Think of it this way. How would you feel if you see multiple phrases in a page all in H1 tags? It would be confusing, right?

Google Ads Help Helps You Rank

Let’s get this straight once and for all. Running ads on Google doesn’t help your site rank up. But it does, however, help you build your brand by showing your ads on relevant searches.

In other words, this indirectly helps your branding on Google search results, but it has no relations and whatsoever in your SEO efforts.

Summed Up Wisdom

This article was able to cover the basic ground of On-Page SEO. From keywords, content, market research, even down to structured data. Yes, it can be overwhelming to take all this information in. Not because of the amount of work it will take, but from the realization that everything all goes together if it’s done correctly.

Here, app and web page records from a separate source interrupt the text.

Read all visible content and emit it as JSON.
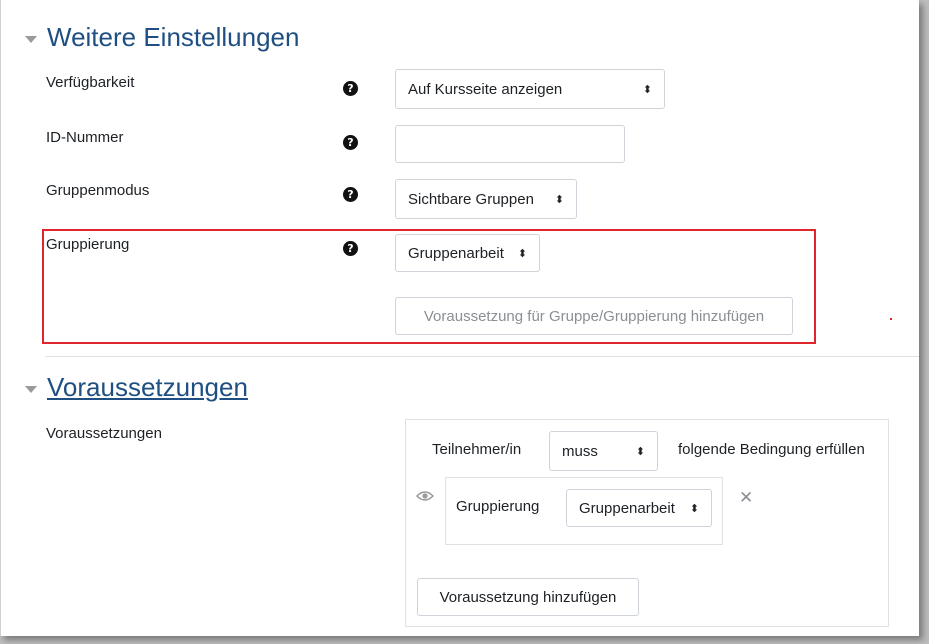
{
  "sections": {
    "further_settings": {
      "title": "Weitere Einstellungen"
    },
    "prerequisites": {
      "title": "Voraussetzungen"
    }
  },
  "fields": {
    "availability": {
      "label": "Verfügbarkeit",
      "value": "Auf Kursseite anzeigen",
      "help_icon": "question-circle-icon"
    },
    "id_number": {
      "label": "ID-Nummer",
      "value": "",
      "help_icon": "question-circle-icon"
    },
    "group_mode": {
      "label": "Gruppenmodus",
      "value": "Sichtbare Gruppen",
      "help_icon": "question-circle-icon"
    },
    "grouping": {
      "label": "Gruppierung",
      "value": "Gruppenarbeit",
      "help_icon": "question-circle-icon"
    },
    "add_group_restriction": {
      "label": "Voraussetzung für Gruppe/Gruppierung hinzufügen"
    }
  },
  "restrictions": {
    "label": "Voraussetzungen",
    "participant_text": "Teilnehmer/in",
    "must_value": "muss",
    "condition_text": "folgende Bedingung erfüllen",
    "condition": {
      "eye_icon": "eye-icon",
      "type_label": "Gruppierung",
      "value": "Gruppenarbeit",
      "remove_icon": "close-icon"
    },
    "add_button": "Voraussetzung hinzufügen"
  },
  "glyphs": {
    "help": "?",
    "arrows": "⬍",
    "close": "✕"
  },
  "colors": {
    "highlight_box": "#e0262c",
    "section_title": "#1f4f82"
  }
}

There should be a good balance between the creative side and the technical side of On-Page SEO. Providing quality content to the right audience always go hand-in-hand with good user experience. One can’t succeed without the other.

One thing I’ve realized in this article is when you’ve properly implemented and maximized your On-Page SEO efforts, your Off-Page SEO efforts will significantly reduce. Other businesses are so focused on getting links left and right or on the myths about SEO when what really matters is the value of your page.

For 2019 and probably in more years to come, we can expect that Google would be more adamant in finessing their ranking algorithms to cater to each users’ needs and search behavior from content and crawler accessibility to UI/UX.

SEO professionals always have a passion for making things rise to the top by bringing value and optimizing the user experience. Taking the time to do these things and doing it the right way brings many rank ups and traffic in the end.